Fri, Aug 24th 2007 12:36pm
By now, it certainly shouldn't come as any surprise that Major League Baseball mis-interprets various intellectual property laws to pretend is has total control over certain content. After all, this is the organization that has insisted repeatedly that it owns facts, despite court after court explaining that facts aren't copyrightable. MLB also seems confused about copyright law when it comes to the legality of placeshifting. In the past, MLB also freaked out about fan websites potentially violating trademarks -- but that was a long time ago. Or so we thought. Apparently the fun lawyers at MLB shut down an immensely popular MySpace page for Chicago Cubs fans that was linked to a fan website called Cubbies Baseball. That fan website actually has a license to use the official Chicago Cubs logo, but MLB claims that the license didn't extend to MySpace as well -- just the Cubbies Baseball site. King Kaufman, the sports writer at Salon, blames MLB for not asking the owner of the site to remove the logo -- but puts more blame on MySpace for simply shutting down the site the second MLB complained, without giving any warning. He seems to think MLB isn't totally in the wrong in demanding the logo be removed, but again that's not necessarily true. If the site was clear that it was a fan site and had no official endorsement or association with the Cubs, it should be fair use to use the logo. MLB trots out the tired explanation that it has to defend its trademarks or risk losing them, but that's not so in a case where there's an obvious fair use exception. Either way, from a common sense standpoint, it's ridiculous for MySpace and MLB to shut down a vibrant fan community -- and it's made worse when you realize that the use of the logo probably isn't even a real violation of trademark law.

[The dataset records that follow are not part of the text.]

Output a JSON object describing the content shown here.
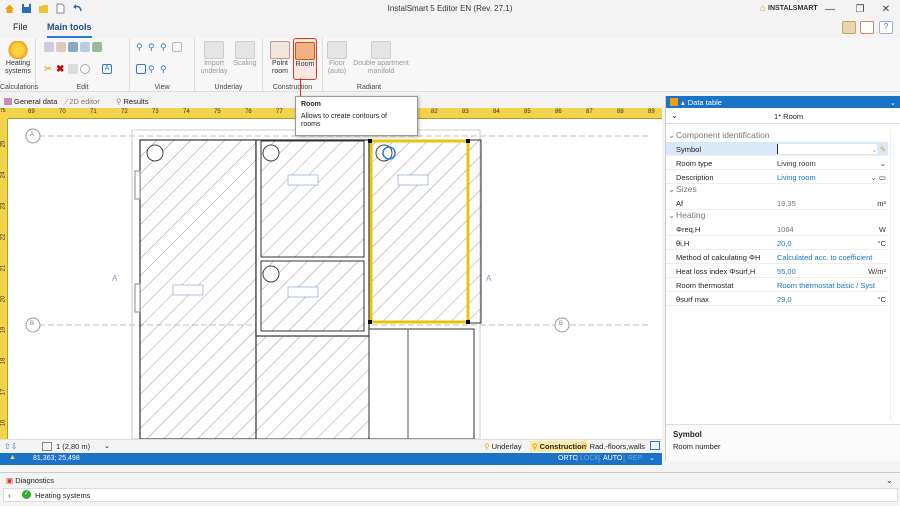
{
  "window": {
    "title": "InstalSmart 5 Editor EN (Rev. 27.1)",
    "brand": "INSTALSMART"
  },
  "menu": {
    "file": "File",
    "main_tools": "Main tools"
  },
  "ribbon": {
    "heating_systems": "Heating systems",
    "groups": {
      "calculations": "Calculations",
      "edit": "Edit",
      "view": "View",
      "underlay": "Underlay",
      "construction": "Construction",
      "radiant": "Radiant"
    },
    "import_underlay": "Import underlay",
    "scaling": "Scaling",
    "point_room": "Point room",
    "room": "Room",
    "floor_auto": "Floor (auto)",
    "double_apartment_manifold": "Double apartment manifold"
  },
  "tooltip": {
    "title": "Room",
    "description": "Allows to create contours of rooms"
  },
  "tabs": {
    "general_data": "General data",
    "editor_2d": "2D editor",
    "results": "Results"
  },
  "ruler": {
    "h_ticks": [
      "69",
      "70",
      "71",
      "72",
      "73",
      "74",
      "75",
      "76",
      "77",
      "78",
      "",
      "",
      "",
      "82",
      "83",
      "84",
      "85",
      "86",
      "87",
      "88",
      "89"
    ],
    "v_ticks": [
      "25",
      "24",
      "23",
      "22",
      "21",
      "20",
      "19",
      "18",
      "17",
      "16"
    ],
    "corner": "75"
  },
  "canvas": {
    "axis_a_left": "A",
    "axis_a_right": "A",
    "axis_a_top": "A",
    "axis_b_left": "B",
    "axis_b_right": "B"
  },
  "status": {
    "level": "1 (2,80 m)",
    "underlay": "Underlay",
    "construction": "Construction",
    "rad_floors": "Rad.-floors,walls",
    "coords": "81,363; 25,498",
    "orto": "ORTO",
    "lock": "LOCK",
    "auto": "AUTO",
    "rep": "REP"
  },
  "panel": {
    "header": "Data table",
    "room_title": "1* Room",
    "sections": {
      "component": "Component identification",
      "sizes": "Sizes",
      "heating": "Heating"
    },
    "rows": [
      {
        "label": "Symbol",
        "value": "",
        "unit": ""
      },
      {
        "label": "Room type",
        "value": "Living room",
        "unit": ""
      },
      {
        "label": "Description",
        "value": "Living room",
        "unit": ""
      },
      {
        "label": "Af",
        "value": "19,35",
        "unit": "m²"
      },
      {
        "label": "Φreq,H",
        "value": "1064",
        "unit": "W"
      },
      {
        "label": "θi,H",
        "value": "20,0",
        "unit": "°C"
      },
      {
        "label": "Method of calculating ΦH",
        "value": "Calculated acc. to coefficient",
        "unit": ""
      },
      {
        "label": "Heat loss index Φsurf,H",
        "value": "55,00",
        "unit": "W/m²"
      },
      {
        "label": "Room thermostat",
        "value": "Room thermostat basic / Syst",
        "unit": ""
      },
      {
        "label": "θsurf max",
        "value": "29,0",
        "unit": "°C"
      }
    ],
    "help_title": "Symbol",
    "help_text": "Room number"
  },
  "bottom": {
    "diagnostics": "Diagnostics",
    "heating_systems": "Heating systems"
  }
}
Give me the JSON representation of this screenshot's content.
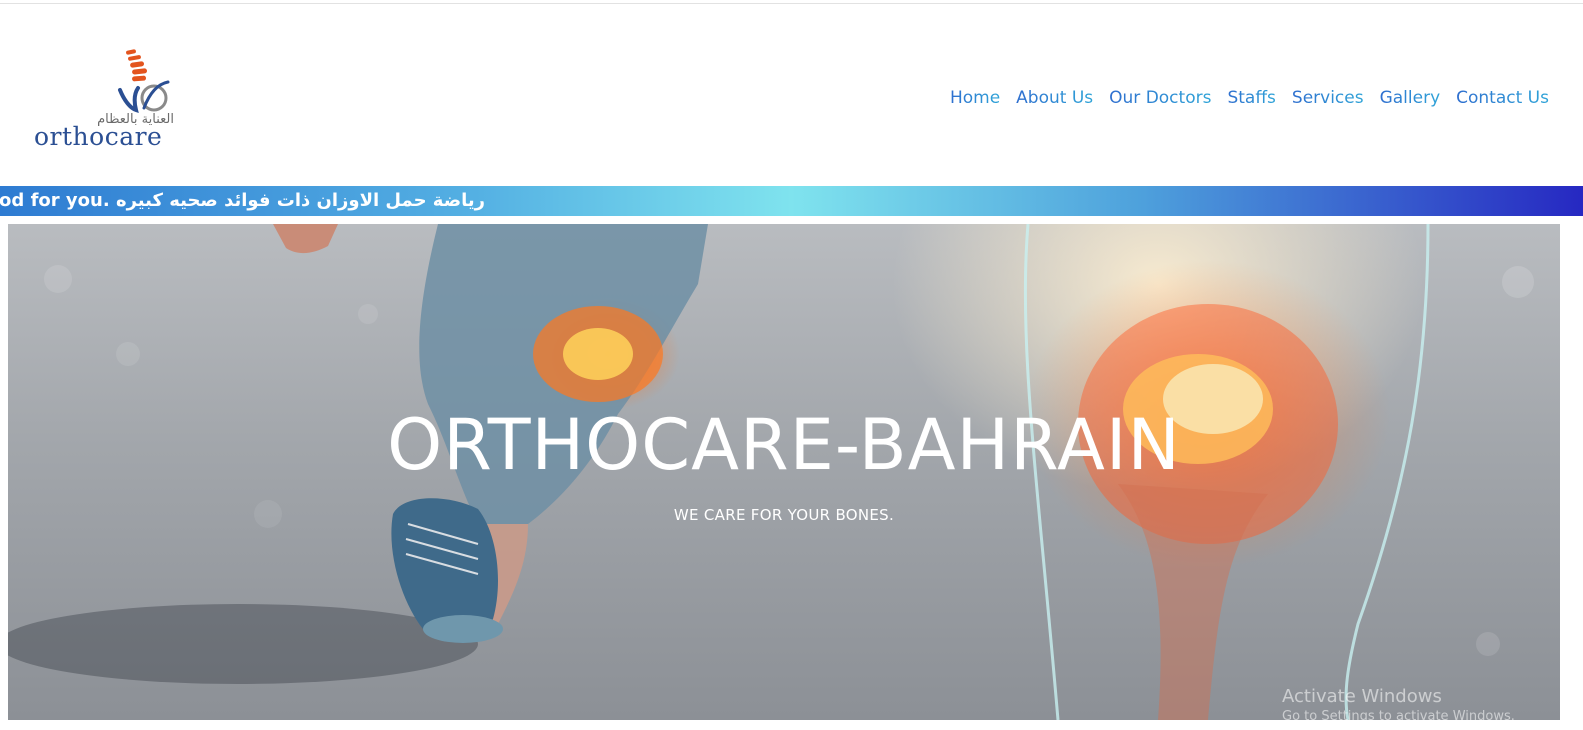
{
  "brand": {
    "name": "orthocare",
    "tagline_arabic": "العناية بالعظام"
  },
  "nav": {
    "items": [
      {
        "label": "Home"
      },
      {
        "label": "About Us"
      },
      {
        "label": "Our Doctors"
      },
      {
        "label": "Staffs"
      },
      {
        "label": "Services"
      },
      {
        "label": "Gallery"
      },
      {
        "label": "Contact Us"
      }
    ]
  },
  "ticker": {
    "text": "re good for you. رياضة حمل الاوزان ذات فوائد صحيه كبيره"
  },
  "hero": {
    "title": "ORTHOCARE-BAHRAIN",
    "subtitle": "WE CARE FOR YOUR BONES."
  },
  "os_watermark": {
    "line1": "Activate Windows",
    "line2": "Go to Settings to activate Windows."
  },
  "colors": {
    "nav_link": "#2f8fd8",
    "logo_blue": "#2b4f93",
    "logo_orange": "#e3541e",
    "ticker_start": "#2e7bd2",
    "ticker_mid": "#7fe3ee",
    "ticker_end": "#2628c2"
  }
}
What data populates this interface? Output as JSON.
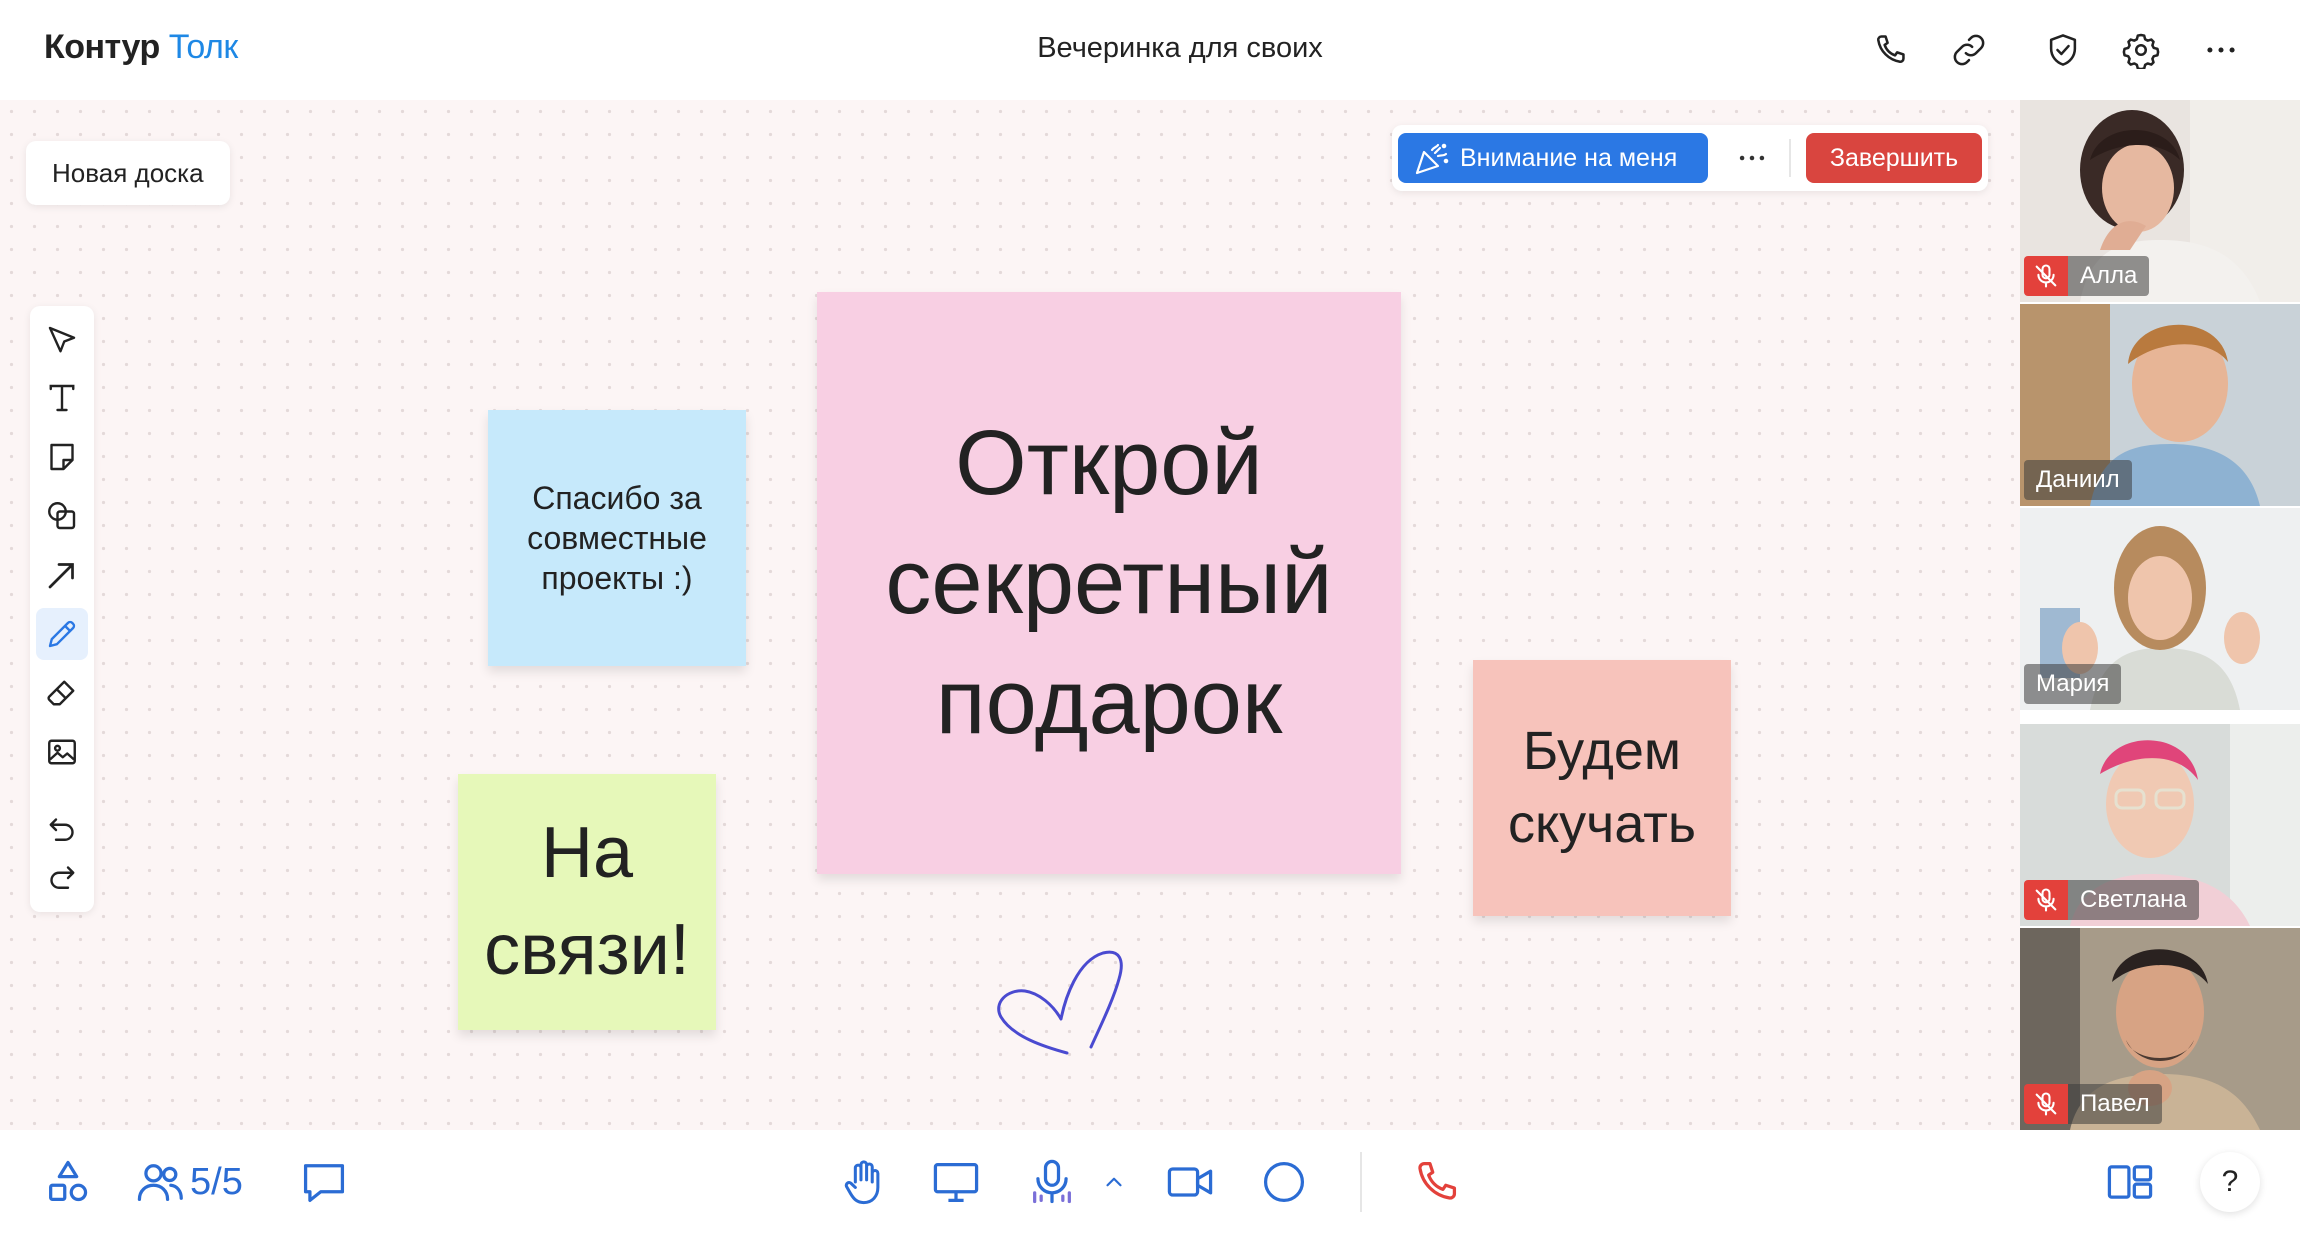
{
  "app": {
    "brand": "Контур",
    "product": "Толк"
  },
  "meeting": {
    "title": "Вечеринка для своих"
  },
  "header_icons": [
    "phone-icon",
    "link-icon",
    "shield-check-icon",
    "gear-icon",
    "more-icon"
  ],
  "board": {
    "name": "Новая доска"
  },
  "actionbar": {
    "attention_label": "Внимание на меня",
    "more_label": "···",
    "end_label": "Завершить"
  },
  "tools": [
    "select",
    "text",
    "sticky-note",
    "shapes",
    "arrow",
    "pen",
    "eraser",
    "image",
    "undo",
    "redo"
  ],
  "active_tool": "pen",
  "notes": {
    "thanks": [
      "Спасибо за",
      "совместные",
      "проекты :)"
    ],
    "gift": [
      "Открой",
      "секретный",
      "подарок"
    ],
    "touch": [
      "На",
      "связи!"
    ],
    "miss": [
      "Будем",
      "скучать"
    ]
  },
  "participants": [
    {
      "name": "Алла",
      "muted": true,
      "speaking": false
    },
    {
      "name": "Даниил",
      "muted": false,
      "speaking": false
    },
    {
      "name": "Мария",
      "muted": false,
      "speaking": true
    },
    {
      "name": "Светлана",
      "muted": true,
      "speaking": false
    },
    {
      "name": "Павел",
      "muted": true,
      "speaking": false
    }
  ],
  "bottombar": {
    "participants_count": "5/5",
    "help_label": "?"
  },
  "colors": {
    "accent": "#2b78e4",
    "danger": "#d9453f",
    "note_blue": "#c6e9fb",
    "note_pink": "#f8cfe3",
    "note_green": "#e6f8b9",
    "note_salmon": "#f7c3bb"
  }
}
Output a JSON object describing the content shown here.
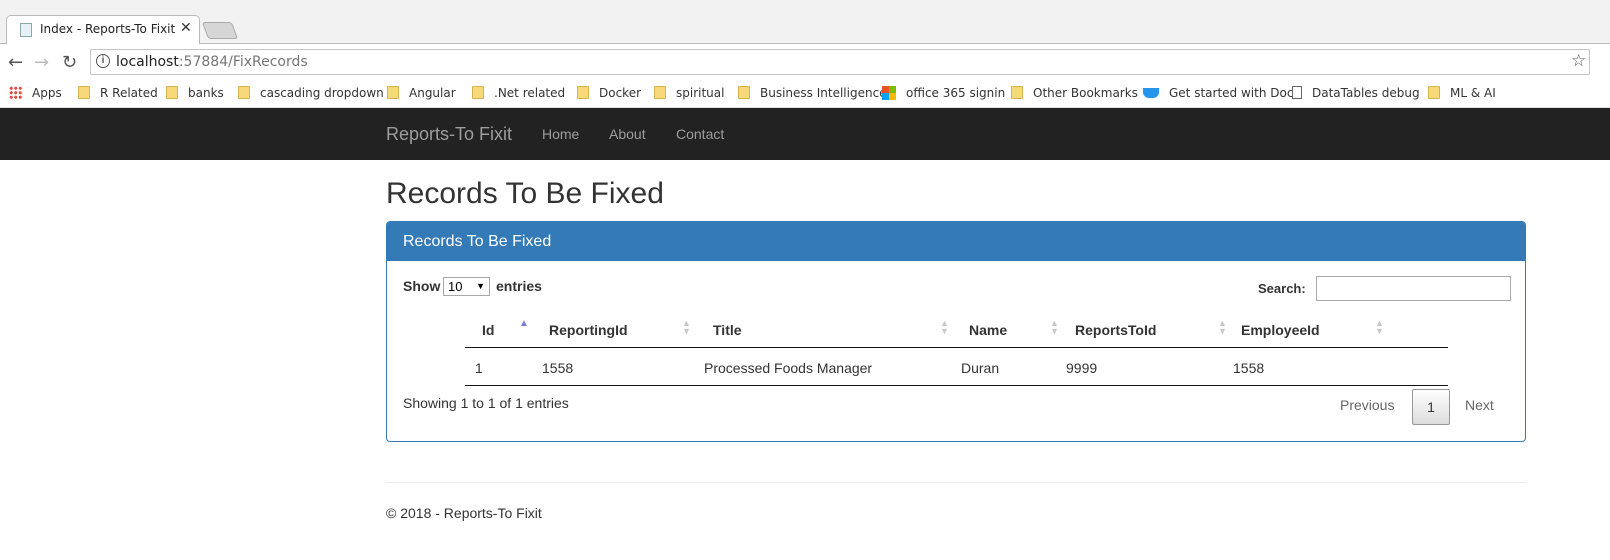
{
  "browser": {
    "tab_title": "Index - Reports-To Fixit",
    "tab_close": "✕",
    "url_host": "localhost",
    "url_path": ":57884/FixRecords",
    "bookmarks": [
      "Apps",
      "R Related",
      "banks",
      "cascading dropdown",
      "Angular",
      ".Net related",
      "Docker",
      "spiritual",
      "Business Intelligence",
      "office 365 signin",
      "Other Bookmarks",
      "Get started with Doc",
      "DataTables debug",
      "ML & AI"
    ]
  },
  "navbar": {
    "brand": "Reports-To Fixit",
    "links": [
      "Home",
      "About",
      "Contact"
    ]
  },
  "page": {
    "title": "Records To Be Fixed"
  },
  "panel": {
    "title": "Records To Be Fixed",
    "show_label": "Show",
    "length_value": "10",
    "entries_label": "entries",
    "search_label": "Search:",
    "search_value": "",
    "columns": [
      "Id",
      "ReportingId",
      "Title",
      "Name",
      "ReportsToId",
      "EmployeeId"
    ],
    "rows": [
      [
        "1",
        "1558",
        "Processed Foods Manager",
        "Duran",
        "9999",
        "1558"
      ]
    ],
    "info": "Showing 1 to 1 of 1 entries",
    "pagination": {
      "previous": "Previous",
      "current": "1",
      "next": "Next"
    }
  },
  "footer": {
    "text": "© 2018 - Reports-To Fixit"
  },
  "colors": {
    "navbar_bg": "#222222",
    "panel_primary": "#337ab7",
    "sort_active": "#7a79d4"
  }
}
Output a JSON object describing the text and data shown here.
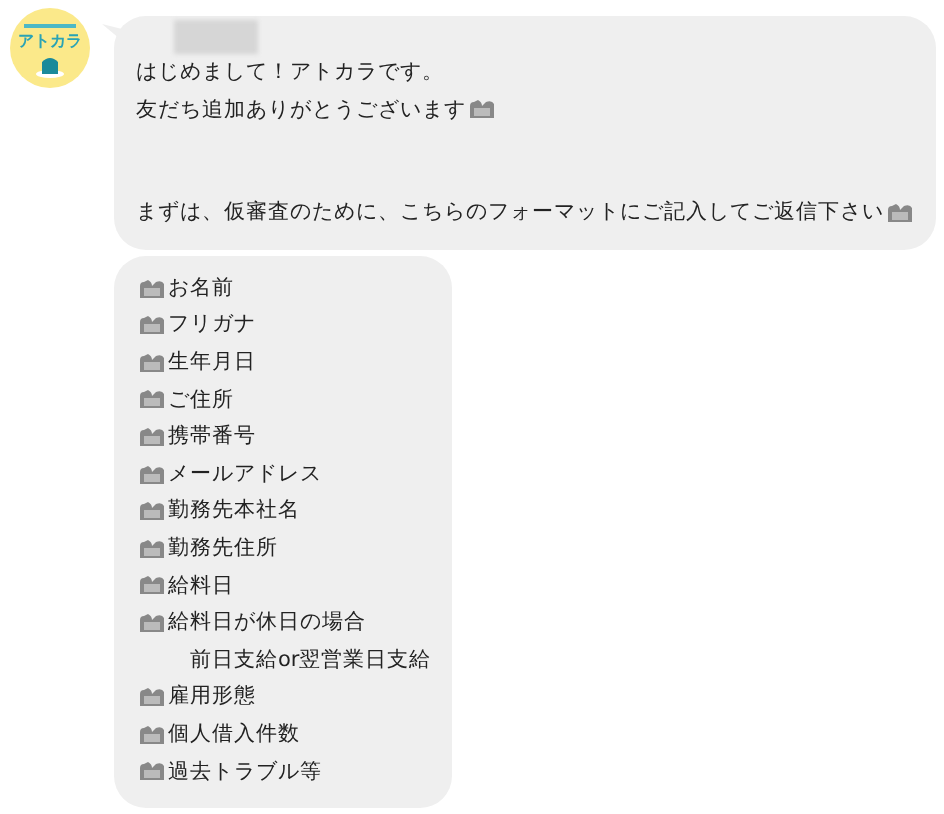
{
  "sender": {
    "logo_text": "アトカラ"
  },
  "messages": [
    {
      "kind": "greeting",
      "paragraphs": [
        [
          {
            "text": "はじめまして！アトカラです。",
            "emoji_after": false
          },
          {
            "text": "友だち追加ありがとうございます",
            "emoji_after": true
          }
        ],
        [
          {
            "text": "まずは、仮審査のために、こちらのフォーマットにご記入してご返信下さい",
            "emoji_after": true
          }
        ]
      ]
    },
    {
      "kind": "form",
      "items": [
        {
          "kind": "item",
          "text": "お名前"
        },
        {
          "kind": "item",
          "text": "フリガナ"
        },
        {
          "kind": "item",
          "text": "生年月日"
        },
        {
          "kind": "item",
          "text": "ご住所"
        },
        {
          "kind": "item",
          "text": "携帯番号"
        },
        {
          "kind": "item",
          "text": "メールアドレス"
        },
        {
          "kind": "item",
          "text": "勤務先本社名"
        },
        {
          "kind": "item",
          "text": "勤務先住所"
        },
        {
          "kind": "item",
          "text": "給料日"
        },
        {
          "kind": "item",
          "text": "給料日が休日の場合"
        },
        {
          "kind": "continuation",
          "text": "前日支給or翌営業日支給"
        },
        {
          "kind": "item",
          "text": "雇用形態"
        },
        {
          "kind": "item",
          "text": "個人借入件数"
        },
        {
          "kind": "item",
          "text": "過去トラブル等"
        }
      ]
    }
  ]
}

If you liked this post, you may also be interested in...
- Little Tree Air Freshener Company Sues Non-Profit For Making Tree Shaped Ornaments
- And Just Like That, The Dumbest Trademark Suit Over Saying 'Thank You' Disappears
- Citigroup Gets First Loss In Trademark Suit Against AT&T For Saying 'Thanks'
- Former STL Cardinals Scouting Director Gets Jail Time For Illegally Accessing Astros Scouting Database
- Baseball Equipment Makers In Trademark Spat Over The Word 'Diamond'